Christmas 2015

Ham Santa was generous this year! Well, several kind friends, relatives, and Elmers were exceedingly generous, and I can’t wait to try out all the new goodies.

Among the spoils:

  • An Emtech ZM-2 antenna tuner kit
  • An MFJ-949e Versa Tuner.
  • A copy of Experimental Methods in RF design
  • A copy of the ARRL Radio Handbook (1981 edition)
  • A straight key
  • A 500 micro-Amp panel meter
  • Lots of assorted goodness goodness from Halted (power resistors, signal FETs, switches, etc)
  • Lots of assorted goodness from Excess Solutions (switching ICs, high-value caps, IF XTALs and oscillators, a fwd/reflected panel meter, etc), including a fun 25P2T latching push button switch.
  • Even more assorted goodness from Weird Stuff Warehouse. (I didn’t buy the old theatrical striplights in the back, that had the name of a theatre company on them that I worked at in high school!)


Two tuners and a straight key


An old Weston ammeter. Full scale is 500 uA.


My father had very cleverly looked up when the local electronics stores were open over the holidays before i got there. Thanks Dad!

As is often the case, Kenneth W6KWF was the source of many of the more unusual items above, and of more advice and suggestions beyond that. My parents also cleverly contributed to the shopping spree at the California surplus stores, and my Bother-in-Law found the ZM-2 on advice from a mysterious ham friend of his who I’ll have to meet one of these days.

Thanks all who contributed to my nerd-dom this holiday season!

RPiTX Preliminary Testing

Last night after work, i broke out the old Raspberry Pi 2 and played around with F5OEO’s rpitx, which allows transmission of AM, SSB, FM, SSTV, and FSQ modulated signals directly from one of the RPi’s GPIO pins. It’s similar to the PiFM projects that have been floating around for awhile. It worked on in some modes, and not in others.

The main rpitx program itself basically slurps in either a frequency-time file (binary-encoder pairs of frequencies to output for a specified number of nanoseconds), a frequency-time-amplitude file (as above, but with amplitude data per chunk as well), or an IQ file (a stereo WAV file with the I channel in stereo left and the Q channel on stereo right). Quadrature audio, as in the last case, is a complicated subject – for a great introduction and explanation, I’d suggest this great video by W2AEW.

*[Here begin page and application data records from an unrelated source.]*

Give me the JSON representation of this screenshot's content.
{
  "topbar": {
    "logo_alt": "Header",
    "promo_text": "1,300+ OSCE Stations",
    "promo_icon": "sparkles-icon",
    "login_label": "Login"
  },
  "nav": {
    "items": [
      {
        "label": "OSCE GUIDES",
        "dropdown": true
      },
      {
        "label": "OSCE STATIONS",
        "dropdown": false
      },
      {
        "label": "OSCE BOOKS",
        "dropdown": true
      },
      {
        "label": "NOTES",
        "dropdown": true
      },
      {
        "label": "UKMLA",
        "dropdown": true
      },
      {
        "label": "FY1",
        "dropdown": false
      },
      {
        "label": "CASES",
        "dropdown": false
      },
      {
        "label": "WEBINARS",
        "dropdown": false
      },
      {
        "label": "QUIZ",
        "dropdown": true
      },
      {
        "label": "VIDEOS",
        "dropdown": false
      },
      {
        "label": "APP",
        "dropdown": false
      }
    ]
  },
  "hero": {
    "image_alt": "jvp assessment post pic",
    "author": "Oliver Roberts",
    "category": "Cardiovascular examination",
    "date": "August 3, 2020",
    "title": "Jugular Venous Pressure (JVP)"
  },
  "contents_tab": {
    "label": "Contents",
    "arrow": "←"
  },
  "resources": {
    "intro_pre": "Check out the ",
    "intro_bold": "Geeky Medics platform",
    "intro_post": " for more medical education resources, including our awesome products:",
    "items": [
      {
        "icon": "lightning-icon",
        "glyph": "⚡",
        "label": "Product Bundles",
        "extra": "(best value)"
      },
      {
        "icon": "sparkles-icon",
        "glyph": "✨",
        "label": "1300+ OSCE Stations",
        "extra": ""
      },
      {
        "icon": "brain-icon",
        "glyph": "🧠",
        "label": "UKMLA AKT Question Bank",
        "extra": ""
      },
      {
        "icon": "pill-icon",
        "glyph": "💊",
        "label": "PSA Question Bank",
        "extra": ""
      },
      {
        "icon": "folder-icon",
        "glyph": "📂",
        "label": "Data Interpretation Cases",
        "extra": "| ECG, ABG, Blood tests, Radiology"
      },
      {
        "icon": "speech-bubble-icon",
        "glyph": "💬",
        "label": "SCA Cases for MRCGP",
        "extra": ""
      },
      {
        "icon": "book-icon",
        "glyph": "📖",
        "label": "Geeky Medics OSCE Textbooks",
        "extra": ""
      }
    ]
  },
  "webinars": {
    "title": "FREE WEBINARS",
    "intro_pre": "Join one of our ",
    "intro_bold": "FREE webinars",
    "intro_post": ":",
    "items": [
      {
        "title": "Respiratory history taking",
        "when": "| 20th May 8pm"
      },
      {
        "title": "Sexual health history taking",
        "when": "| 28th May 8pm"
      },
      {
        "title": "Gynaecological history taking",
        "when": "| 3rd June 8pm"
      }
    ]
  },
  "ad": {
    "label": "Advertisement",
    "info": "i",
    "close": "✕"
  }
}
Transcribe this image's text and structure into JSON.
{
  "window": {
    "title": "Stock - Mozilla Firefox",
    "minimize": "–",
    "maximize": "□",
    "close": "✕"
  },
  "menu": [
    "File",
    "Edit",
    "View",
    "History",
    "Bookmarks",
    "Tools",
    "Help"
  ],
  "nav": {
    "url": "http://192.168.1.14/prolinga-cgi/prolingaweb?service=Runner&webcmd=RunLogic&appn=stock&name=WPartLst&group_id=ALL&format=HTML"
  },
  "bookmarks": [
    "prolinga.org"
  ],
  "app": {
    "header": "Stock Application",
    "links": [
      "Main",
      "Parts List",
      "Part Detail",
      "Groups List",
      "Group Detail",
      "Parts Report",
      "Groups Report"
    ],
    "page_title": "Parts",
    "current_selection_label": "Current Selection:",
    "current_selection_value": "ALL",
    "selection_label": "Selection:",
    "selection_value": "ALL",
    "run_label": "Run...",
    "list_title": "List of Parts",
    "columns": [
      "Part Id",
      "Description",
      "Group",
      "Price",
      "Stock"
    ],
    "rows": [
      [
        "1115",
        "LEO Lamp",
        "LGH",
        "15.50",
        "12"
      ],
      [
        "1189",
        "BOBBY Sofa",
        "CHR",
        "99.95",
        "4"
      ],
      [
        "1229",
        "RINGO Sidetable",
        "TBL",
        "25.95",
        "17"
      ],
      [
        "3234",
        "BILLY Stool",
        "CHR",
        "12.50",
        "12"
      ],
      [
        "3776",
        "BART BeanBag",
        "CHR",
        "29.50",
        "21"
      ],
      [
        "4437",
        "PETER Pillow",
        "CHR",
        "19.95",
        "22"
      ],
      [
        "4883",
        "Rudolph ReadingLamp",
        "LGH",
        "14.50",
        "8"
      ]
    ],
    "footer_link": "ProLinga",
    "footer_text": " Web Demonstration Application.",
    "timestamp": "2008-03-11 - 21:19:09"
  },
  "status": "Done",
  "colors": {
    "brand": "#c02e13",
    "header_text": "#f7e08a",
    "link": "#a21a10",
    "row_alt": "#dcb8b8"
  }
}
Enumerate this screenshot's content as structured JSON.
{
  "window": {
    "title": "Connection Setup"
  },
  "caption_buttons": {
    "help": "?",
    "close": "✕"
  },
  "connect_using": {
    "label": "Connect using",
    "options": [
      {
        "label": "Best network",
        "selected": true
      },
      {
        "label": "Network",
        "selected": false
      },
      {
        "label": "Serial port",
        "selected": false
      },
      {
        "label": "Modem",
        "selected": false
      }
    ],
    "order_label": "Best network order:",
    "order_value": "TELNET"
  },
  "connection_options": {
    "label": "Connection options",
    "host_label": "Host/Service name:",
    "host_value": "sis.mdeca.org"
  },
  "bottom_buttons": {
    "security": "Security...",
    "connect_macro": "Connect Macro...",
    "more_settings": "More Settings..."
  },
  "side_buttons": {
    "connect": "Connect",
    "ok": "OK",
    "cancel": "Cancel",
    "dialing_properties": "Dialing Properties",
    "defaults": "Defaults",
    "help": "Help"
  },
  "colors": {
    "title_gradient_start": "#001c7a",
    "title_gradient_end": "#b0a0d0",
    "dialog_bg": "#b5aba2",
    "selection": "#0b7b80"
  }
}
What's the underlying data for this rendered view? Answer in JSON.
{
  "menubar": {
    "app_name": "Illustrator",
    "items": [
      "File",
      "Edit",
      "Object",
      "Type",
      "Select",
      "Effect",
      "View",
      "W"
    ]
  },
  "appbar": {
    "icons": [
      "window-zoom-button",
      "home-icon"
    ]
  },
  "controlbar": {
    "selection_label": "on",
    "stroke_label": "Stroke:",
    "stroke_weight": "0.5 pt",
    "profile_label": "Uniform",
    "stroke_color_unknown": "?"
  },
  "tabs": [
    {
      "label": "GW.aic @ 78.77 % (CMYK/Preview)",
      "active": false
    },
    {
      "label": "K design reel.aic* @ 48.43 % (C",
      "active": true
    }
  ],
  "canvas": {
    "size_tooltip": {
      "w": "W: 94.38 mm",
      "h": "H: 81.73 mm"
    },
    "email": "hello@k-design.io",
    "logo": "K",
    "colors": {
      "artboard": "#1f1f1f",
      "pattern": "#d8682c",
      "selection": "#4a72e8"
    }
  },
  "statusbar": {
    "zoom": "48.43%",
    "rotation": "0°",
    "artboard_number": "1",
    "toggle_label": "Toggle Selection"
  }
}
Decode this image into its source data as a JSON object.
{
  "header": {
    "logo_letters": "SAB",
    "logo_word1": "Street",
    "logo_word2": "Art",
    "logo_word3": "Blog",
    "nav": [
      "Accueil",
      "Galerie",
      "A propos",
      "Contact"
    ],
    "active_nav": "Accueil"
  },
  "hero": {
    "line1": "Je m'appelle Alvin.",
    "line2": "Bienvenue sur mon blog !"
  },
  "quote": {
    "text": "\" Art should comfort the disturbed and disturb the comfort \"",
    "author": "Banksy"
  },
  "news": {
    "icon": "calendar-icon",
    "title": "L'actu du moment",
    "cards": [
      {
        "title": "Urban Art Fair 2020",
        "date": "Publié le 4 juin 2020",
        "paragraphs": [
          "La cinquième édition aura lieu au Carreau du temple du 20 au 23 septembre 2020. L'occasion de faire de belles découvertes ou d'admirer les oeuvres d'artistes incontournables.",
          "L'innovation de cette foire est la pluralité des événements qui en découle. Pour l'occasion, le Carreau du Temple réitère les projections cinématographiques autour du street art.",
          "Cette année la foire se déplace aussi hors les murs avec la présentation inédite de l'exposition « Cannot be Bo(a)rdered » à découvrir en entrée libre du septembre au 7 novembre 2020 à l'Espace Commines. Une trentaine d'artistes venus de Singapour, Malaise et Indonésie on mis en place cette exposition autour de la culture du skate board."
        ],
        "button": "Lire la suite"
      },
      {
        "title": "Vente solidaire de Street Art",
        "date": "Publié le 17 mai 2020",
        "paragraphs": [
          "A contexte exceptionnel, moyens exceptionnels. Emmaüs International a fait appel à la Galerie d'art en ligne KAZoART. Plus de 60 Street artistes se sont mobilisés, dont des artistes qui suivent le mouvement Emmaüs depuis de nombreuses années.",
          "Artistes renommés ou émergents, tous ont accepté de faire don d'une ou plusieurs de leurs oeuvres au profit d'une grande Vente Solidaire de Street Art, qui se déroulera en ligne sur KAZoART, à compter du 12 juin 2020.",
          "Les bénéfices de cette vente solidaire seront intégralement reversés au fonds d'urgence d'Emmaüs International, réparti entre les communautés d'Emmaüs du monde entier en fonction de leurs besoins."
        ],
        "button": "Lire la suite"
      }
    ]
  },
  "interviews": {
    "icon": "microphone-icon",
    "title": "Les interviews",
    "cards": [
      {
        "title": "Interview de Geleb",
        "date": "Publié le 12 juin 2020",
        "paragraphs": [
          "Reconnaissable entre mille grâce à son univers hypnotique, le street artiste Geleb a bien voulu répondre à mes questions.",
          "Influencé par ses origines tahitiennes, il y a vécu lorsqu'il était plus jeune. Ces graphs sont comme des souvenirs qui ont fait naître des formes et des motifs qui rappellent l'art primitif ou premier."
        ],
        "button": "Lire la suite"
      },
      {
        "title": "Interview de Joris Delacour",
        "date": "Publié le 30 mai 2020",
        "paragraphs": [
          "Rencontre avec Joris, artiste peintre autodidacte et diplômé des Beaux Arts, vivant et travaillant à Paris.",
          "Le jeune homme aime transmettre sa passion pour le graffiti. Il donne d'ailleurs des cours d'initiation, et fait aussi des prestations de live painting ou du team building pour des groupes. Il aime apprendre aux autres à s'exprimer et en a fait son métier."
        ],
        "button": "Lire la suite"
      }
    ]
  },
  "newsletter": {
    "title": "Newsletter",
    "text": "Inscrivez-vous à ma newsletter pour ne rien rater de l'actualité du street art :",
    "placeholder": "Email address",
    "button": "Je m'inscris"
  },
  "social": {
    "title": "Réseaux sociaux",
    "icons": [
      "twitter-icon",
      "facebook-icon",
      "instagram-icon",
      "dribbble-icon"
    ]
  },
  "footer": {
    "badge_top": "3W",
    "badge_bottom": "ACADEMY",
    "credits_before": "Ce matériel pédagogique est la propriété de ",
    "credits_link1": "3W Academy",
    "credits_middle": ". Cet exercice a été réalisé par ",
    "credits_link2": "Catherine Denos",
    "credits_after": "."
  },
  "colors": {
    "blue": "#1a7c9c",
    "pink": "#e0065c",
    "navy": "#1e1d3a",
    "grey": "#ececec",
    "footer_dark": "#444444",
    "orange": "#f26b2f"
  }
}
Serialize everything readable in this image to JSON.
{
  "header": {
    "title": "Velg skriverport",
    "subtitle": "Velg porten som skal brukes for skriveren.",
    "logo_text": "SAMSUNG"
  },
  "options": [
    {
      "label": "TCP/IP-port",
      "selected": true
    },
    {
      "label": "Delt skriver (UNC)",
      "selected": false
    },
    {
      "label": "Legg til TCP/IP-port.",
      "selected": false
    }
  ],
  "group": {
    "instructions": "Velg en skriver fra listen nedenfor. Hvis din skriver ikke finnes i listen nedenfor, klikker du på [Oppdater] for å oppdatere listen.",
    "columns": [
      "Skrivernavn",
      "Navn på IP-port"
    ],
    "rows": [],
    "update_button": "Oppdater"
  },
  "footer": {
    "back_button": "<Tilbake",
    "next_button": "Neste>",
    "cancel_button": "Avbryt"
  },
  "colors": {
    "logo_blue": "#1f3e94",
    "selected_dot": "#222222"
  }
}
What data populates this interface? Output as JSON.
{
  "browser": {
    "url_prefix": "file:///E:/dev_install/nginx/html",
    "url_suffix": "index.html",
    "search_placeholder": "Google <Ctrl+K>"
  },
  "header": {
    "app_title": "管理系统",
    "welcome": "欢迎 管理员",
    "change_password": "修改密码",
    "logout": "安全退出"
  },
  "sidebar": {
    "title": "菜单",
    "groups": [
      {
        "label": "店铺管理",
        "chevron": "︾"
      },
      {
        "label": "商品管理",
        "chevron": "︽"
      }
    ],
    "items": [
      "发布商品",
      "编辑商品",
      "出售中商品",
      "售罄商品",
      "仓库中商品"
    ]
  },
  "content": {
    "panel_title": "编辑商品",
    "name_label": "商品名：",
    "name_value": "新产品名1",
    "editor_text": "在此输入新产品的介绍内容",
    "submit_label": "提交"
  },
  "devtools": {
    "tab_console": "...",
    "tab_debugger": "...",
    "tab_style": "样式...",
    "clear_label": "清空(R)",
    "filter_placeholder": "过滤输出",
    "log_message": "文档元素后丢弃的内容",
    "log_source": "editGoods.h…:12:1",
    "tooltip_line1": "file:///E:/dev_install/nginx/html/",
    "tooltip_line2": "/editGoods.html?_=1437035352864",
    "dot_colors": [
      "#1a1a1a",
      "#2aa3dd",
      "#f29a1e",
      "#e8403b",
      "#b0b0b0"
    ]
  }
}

F5OEO has also developed a number of side programs to convert regular old sound files  (for audio modes) or images (for SSTV) to the necessary FT or IQ files.  Currently, inputs are limited to only 48k mono WAV files and rgb image files, but there are a number of good conversion programs to convert any audio or image to the required format. (I used SoX and F5OEO recommends imaemagick for SSTV.)

The biggest issue with the rpitx software, transmitting as it is through a GPIO pin without a DAC, is that the modulated carrier is a square wave, which means harmonics galore. I set rpitx to output a little looping sound file with FM modulation on 50.2 MHz and listened to it via SDR# with my little RTL-SDR dongle. It came through nice and clean and crisp across the living room on 50.2… And on 150.6, and 251, and 351.4… All the way up the odd harmonics till I reached the maximum input my dongle cared to input. The moral of the story is : do not transmit without a (low pass) filter!

Regardless, this would seem to be an easy way to generate signals to test upcoming receiver projects; probably not a viable or reliable way to actual get on the air, but having a multi-mode, all band transmitter that will work at least as far as my living room will be very useful.

Postscript: At the very end of my evening, I stumbled upon HA7ILM’s Qtcsdr software, which combines an rtl-side listener with rpitx to make a basic “transceiver.” That will merit more investigation in future.